ACTIVITY:
Please return the listing exactly, line for line.

··········

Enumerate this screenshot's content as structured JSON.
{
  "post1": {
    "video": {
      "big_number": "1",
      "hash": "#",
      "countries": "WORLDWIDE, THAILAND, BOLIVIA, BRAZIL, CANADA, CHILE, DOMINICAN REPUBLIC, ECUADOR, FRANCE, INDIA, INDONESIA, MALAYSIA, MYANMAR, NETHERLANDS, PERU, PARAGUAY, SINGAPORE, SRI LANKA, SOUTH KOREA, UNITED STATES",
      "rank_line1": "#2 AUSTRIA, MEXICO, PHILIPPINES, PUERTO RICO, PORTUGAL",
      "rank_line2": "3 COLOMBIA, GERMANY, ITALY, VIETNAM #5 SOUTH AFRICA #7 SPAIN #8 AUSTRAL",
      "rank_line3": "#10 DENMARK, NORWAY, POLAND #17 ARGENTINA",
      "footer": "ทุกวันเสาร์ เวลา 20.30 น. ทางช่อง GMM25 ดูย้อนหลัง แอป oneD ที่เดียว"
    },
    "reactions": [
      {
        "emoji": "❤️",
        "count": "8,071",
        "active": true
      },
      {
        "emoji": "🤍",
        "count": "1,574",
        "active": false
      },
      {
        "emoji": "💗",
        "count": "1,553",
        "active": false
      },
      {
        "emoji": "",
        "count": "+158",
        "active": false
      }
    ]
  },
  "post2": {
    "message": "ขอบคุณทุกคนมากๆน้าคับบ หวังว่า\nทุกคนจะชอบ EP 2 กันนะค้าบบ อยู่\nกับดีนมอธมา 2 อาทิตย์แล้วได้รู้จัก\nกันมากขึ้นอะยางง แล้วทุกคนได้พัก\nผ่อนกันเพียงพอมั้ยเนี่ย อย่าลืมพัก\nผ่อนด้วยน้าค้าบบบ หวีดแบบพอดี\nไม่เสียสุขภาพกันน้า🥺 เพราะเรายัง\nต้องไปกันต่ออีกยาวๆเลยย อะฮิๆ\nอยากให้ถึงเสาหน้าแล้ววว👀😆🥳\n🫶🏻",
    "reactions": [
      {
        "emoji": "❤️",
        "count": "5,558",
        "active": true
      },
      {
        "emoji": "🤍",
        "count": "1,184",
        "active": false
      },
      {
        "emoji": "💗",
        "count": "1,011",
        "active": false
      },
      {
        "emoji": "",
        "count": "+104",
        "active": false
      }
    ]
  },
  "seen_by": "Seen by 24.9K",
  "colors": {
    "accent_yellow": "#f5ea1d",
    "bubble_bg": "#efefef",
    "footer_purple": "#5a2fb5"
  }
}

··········

OUTPUT:
Enumerate this screenshot's content as structured JSON.
{
  "post1": {
    "video": {
      "big_number": "1",
      "hash": "#",
      "countries": "WORLDWIDE, THAILAND, BOLIVIA, BRAZIL, CANADA, CHILE, DOMINICAN REPUBLIC, ECUADOR, FRANCE, INDIA, INDONESIA, MALAYSIA, MYANMAR, NETHERLANDS, PERU, PARAGUAY, SINGAPORE, SRI LANKA, SOUTH KOREA, UNITED STATES",
      "rank_line1": "#2 AUSTRIA, MEXICO, PHILIPPINES, PUERTO RICO, PORTUGAL",
      "rank_line2": "3 COLOMBIA, GERMANY, ITALY, VIETNAM #5 SOUTH AFRICA #7 SPAIN #8 AUSTRAL",
      "rank_line3": "#10 DENMARK, NORWAY, POLAND #17 ARGENTINA",
      "footer": "ทุกวันเสาร์ เวลา 20.30 น. ทางช่อง GMM25 ดูย้อนหลัง แอป oneD ที่เดียว"
    },
    "reactions": [
      {
        "emoji": "❤️",
        "count": "8,071",
        "active": true
      },
      {
        "emoji": "🤍",
        "count": "1,574",
        "active": false
      },
      {
        "emoji": "💗",
        "count": "1,553",
        "active": false
      },
      {
        "emoji": "",
        "count": "+158",
        "active": false
      }
    ]
  },
  "post2": {
    "message": "ขอบคุณทุกคนมากๆน้าคับบ หวังว่า\nทุกคนจะชอบ EP 2 กันนะค้าบบ อยู่\nกับดีนมอธมา 2 อาทิตย์แล้วได้รู้จัก\nกันมากขึ้นอะยางง แล้วทุกคนได้พัก\nผ่อนกันเพียงพอมั้ยเนี่ย อย่าลืมพัก\nผ่อนด้วยน้าค้าบบบ หวีดแบบพอดี\nไม่เสียสุขภาพกันน้า🥺 เพราะเรายัง\nต้องไปกันต่ออีกยาวๆเลยย อะฮิๆ\nอยากให้ถึงเสาหน้าแล้ววว👀😆🥳\n🫶🏻",
    "reactions": [
      {
        "emoji": "❤️",
        "count": "5,558",
        "active": true
      },
      {
        "emoji": "🤍",
        "count": "1,184",
        "active": false
      },
      {
        "emoji": "💗",
        "count": "1,011",
        "active": false
      },
      {
        "emoji": "",
        "count": "+104",
        "active": false
      }
    ]
  },
  "seen_by": "Seen by 24.9K",
  "colors": {
    "accent_yellow": "#f5ea1d",
    "bubble_bg": "#efefef",
    "footer_purple": "#5a2fb5"
  }
}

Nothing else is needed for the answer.